▶ _EXERCISE DIRECTIONS_
Reproduce the data that follows in its entirety, character for character.

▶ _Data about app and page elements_

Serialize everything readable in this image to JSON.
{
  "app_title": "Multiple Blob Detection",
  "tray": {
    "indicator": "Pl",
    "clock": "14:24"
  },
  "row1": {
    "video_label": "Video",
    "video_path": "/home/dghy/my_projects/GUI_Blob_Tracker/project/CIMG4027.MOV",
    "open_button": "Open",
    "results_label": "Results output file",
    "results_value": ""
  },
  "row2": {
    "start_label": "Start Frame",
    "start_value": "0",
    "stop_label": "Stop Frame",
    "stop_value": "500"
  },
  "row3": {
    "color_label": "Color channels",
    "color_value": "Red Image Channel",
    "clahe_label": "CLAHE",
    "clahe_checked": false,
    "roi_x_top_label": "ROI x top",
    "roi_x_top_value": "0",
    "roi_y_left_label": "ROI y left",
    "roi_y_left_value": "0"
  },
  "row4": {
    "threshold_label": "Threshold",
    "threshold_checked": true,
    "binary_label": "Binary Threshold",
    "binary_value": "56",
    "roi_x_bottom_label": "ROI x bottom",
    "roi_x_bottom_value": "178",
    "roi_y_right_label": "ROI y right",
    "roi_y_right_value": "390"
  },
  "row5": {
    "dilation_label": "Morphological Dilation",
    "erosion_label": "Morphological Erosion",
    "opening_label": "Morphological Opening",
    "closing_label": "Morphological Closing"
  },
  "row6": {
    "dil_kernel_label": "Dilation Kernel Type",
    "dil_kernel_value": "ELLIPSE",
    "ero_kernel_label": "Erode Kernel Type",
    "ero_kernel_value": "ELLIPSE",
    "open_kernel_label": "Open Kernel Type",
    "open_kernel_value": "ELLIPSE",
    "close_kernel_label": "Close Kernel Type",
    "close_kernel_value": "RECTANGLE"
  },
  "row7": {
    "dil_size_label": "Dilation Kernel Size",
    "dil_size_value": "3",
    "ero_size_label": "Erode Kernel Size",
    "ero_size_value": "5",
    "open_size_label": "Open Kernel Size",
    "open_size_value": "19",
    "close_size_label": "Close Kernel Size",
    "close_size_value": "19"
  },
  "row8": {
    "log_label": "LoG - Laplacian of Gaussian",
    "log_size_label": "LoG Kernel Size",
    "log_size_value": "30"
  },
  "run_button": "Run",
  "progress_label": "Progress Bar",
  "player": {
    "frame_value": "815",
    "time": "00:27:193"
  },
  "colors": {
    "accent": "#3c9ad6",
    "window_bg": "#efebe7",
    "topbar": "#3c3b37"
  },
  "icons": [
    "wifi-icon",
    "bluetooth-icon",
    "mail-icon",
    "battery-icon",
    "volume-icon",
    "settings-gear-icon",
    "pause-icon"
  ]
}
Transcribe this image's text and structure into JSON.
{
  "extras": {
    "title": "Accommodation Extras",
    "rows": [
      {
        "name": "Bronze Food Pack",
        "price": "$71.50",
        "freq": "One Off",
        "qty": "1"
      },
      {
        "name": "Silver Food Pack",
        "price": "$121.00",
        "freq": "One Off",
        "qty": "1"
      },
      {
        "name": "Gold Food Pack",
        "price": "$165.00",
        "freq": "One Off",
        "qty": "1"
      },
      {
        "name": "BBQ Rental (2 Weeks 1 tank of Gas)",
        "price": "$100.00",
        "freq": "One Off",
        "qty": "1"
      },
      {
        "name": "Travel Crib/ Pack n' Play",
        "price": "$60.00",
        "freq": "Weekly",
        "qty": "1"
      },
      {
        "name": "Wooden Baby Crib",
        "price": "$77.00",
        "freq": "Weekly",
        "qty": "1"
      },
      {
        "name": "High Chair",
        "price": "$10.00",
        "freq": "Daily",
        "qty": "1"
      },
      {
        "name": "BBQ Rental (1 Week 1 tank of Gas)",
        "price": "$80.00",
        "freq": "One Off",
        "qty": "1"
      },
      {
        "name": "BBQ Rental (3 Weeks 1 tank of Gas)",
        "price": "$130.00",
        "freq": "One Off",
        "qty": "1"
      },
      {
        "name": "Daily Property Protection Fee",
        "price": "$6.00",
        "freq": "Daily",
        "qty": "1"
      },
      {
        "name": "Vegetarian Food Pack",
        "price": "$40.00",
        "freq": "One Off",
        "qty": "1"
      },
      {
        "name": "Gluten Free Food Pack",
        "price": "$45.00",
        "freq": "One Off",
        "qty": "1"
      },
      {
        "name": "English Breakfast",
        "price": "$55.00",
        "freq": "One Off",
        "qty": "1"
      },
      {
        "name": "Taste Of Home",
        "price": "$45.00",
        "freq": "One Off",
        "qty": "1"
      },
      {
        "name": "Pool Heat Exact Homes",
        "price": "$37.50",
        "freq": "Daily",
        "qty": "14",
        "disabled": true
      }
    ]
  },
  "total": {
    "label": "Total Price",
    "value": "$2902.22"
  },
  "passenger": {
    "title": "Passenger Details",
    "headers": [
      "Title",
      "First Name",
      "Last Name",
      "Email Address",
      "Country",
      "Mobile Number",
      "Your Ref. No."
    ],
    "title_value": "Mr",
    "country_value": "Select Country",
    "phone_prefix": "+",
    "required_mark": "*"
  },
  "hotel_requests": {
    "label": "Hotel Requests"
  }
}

▶ _SOLVED EXERCISE_
Serialize everything readable in this image to JSON.
{
  "app_title": "Multiple Blob Detection",
  "tray": {
    "indicator": "Pl",
    "clock": "14:24"
  },
  "row1": {
    "video_label": "Video",
    "video_path": "/home/dghy/my_projects/GUI_Blob_Tracker/project/CIMG4027.MOV",
    "open_button": "Open",
    "results_label": "Results output file",
    "results_value": ""
  },
  "row2": {
    "start_label": "Start Frame",
    "start_value": "0",
    "stop_label": "Stop Frame",
    "stop_value": "500"
  },
  "row3": {
    "color_label": "Color channels",
    "color_value": "Red Image Channel",
    "clahe_label": "CLAHE",
    "clahe_checked": false,
    "roi_x_top_label": "ROI x top",
    "roi_x_top_value": "0",
    "roi_y_left_label": "ROI y left",
    "roi_y_left_value": "0"
  },
  "row4": {
    "threshold_label": "Threshold",
    "threshold_checked": true,
    "binary_label": "Binary Threshold",
    "binary_value": "56",
    "roi_x_bottom_label": "ROI x bottom",
    "roi_x_bottom_value": "178",
    "roi_y_right_label": "ROI y right",
    "roi_y_right_value": "390"
  },
  "row5": {
    "dilation_label": "Morphological Dilation",
    "erosion_label": "Morphological Erosion",
    "opening_label": "Morphological Opening",
    "closing_label": "Morphological Closing"
  },
  "row6": {
    "dil_kernel_label": "Dilation Kernel Type",
    "dil_kernel_value": "ELLIPSE",
    "ero_kernel_label": "Erode Kernel Type",
    "ero_kernel_value": "ELLIPSE",
    "open_kernel_label": "Open Kernel Type",
    "open_kernel_value": "ELLIPSE",
    "close_kernel_label": "Close Kernel Type",
    "close_kernel_value": "RECTANGLE"
  },
  "row7": {
    "dil_size_label": "Dilation Kernel Size",
    "dil_size_value": "3",
    "ero_size_label": "Erode Kernel Size",
    "ero_size_value": "5",
    "open_size_label": "Open Kernel Size",
    "open_size_value": "19",
    "close_size_label": "Close Kernel Size",
    "close_size_value": "19"
  },
  "row8": {
    "log_label": "LoG - Laplacian of Gaussian",
    "log_size_label": "LoG Kernel Size",
    "log_size_value": "30"
  },
  "run_button": "Run",
  "progress_label": "Progress Bar",
  "player": {
    "frame_value": "815",
    "time": "00:27:193"
  },
  "colors": {
    "accent": "#3c9ad6",
    "window_bg": "#efebe7",
    "topbar": "#3c3b37"
  },
  "icons": [
    "wifi-icon",
    "bluetooth-icon",
    "mail-icon",
    "battery-icon",
    "volume-icon",
    "settings-gear-icon",
    "pause-icon"
  ]
}
Transcribe this image's text and structure into JSON.
{
  "extras": {
    "title": "Accommodation Extras",
    "rows": [
      {
        "name": "Bronze Food Pack",
        "price": "$71.50",
        "freq": "One Off",
        "qty": "1"
      },
      {
        "name": "Silver Food Pack",
        "price": "$121.00",
        "freq": "One Off",
        "qty": "1"
      },
      {
        "name": "Gold Food Pack",
        "price": "$165.00",
        "freq": "One Off",
        "qty": "1"
      },
      {
        "name": "BBQ Rental (2 Weeks 1 tank of Gas)",
        "price": "$100.00",
        "freq": "One Off",
        "qty": "1"
      },
      {
        "name": "Travel Crib/ Pack n' Play",
        "price": "$60.00",
        "freq": "Weekly",
        "qty": "1"
      },
      {
        "name": "Wooden Baby Crib",
        "price": "$77.00",
        "freq": "Weekly",
        "qty": "1"
      },
      {
        "name": "High Chair",
        "price": "$10.00",
        "freq": "Daily",
        "qty": "1"
      },
      {
        "name": "BBQ Rental (1 Week 1 tank of Gas)",
        "price": "$80.00",
        "freq": "One Off",
        "qty": "1"
      },
      {
        "name": "BBQ Rental (3 Weeks 1 tank of Gas)",
        "price": "$130.00",
        "freq": "One Off",
        "qty": "1"
      },
      {
        "name": "Daily Property Protection Fee",
        "price": "$6.00",
        "freq": "Daily",
        "qty": "1"
      },
      {
        "name": "Vegetarian Food Pack",
        "price": "$40.00",
        "freq": "One Off",
        "qty": "1"
      },
      {
        "name": "Gluten Free Food Pack",
        "price": "$45.00",
        "freq": "One Off",
        "qty": "1"
      },
      {
        "name": "English Breakfast",
        "price": "$55.00",
        "freq": "One Off",
        "qty": "1"
      },
      {
        "name": "Taste Of Home",
        "price": "$45.00",
        "freq": "One Off",
        "qty": "1"
      },
      {
        "name": "Pool Heat Exact Homes",
        "price": "$37.50",
        "freq": "Daily",
        "qty": "14",
        "disabled": true
      }
    ]
  },
  "total": {
    "label": "Total Price",
    "value": "$2902.22"
  },
  "passenger": {
    "title": "Passenger Details",
    "headers": [
      "Title",
      "First Name",
      "Last Name",
      "Email Address",
      "Country",
      "Mobile Number",
      "Your Ref. No."
    ],
    "title_value": "Mr",
    "country_value": "Select Country",
    "phone_prefix": "+",
    "required_mark": "*"
  },
  "hotel_requests": {
    "label": "Hotel Requests"
  }
}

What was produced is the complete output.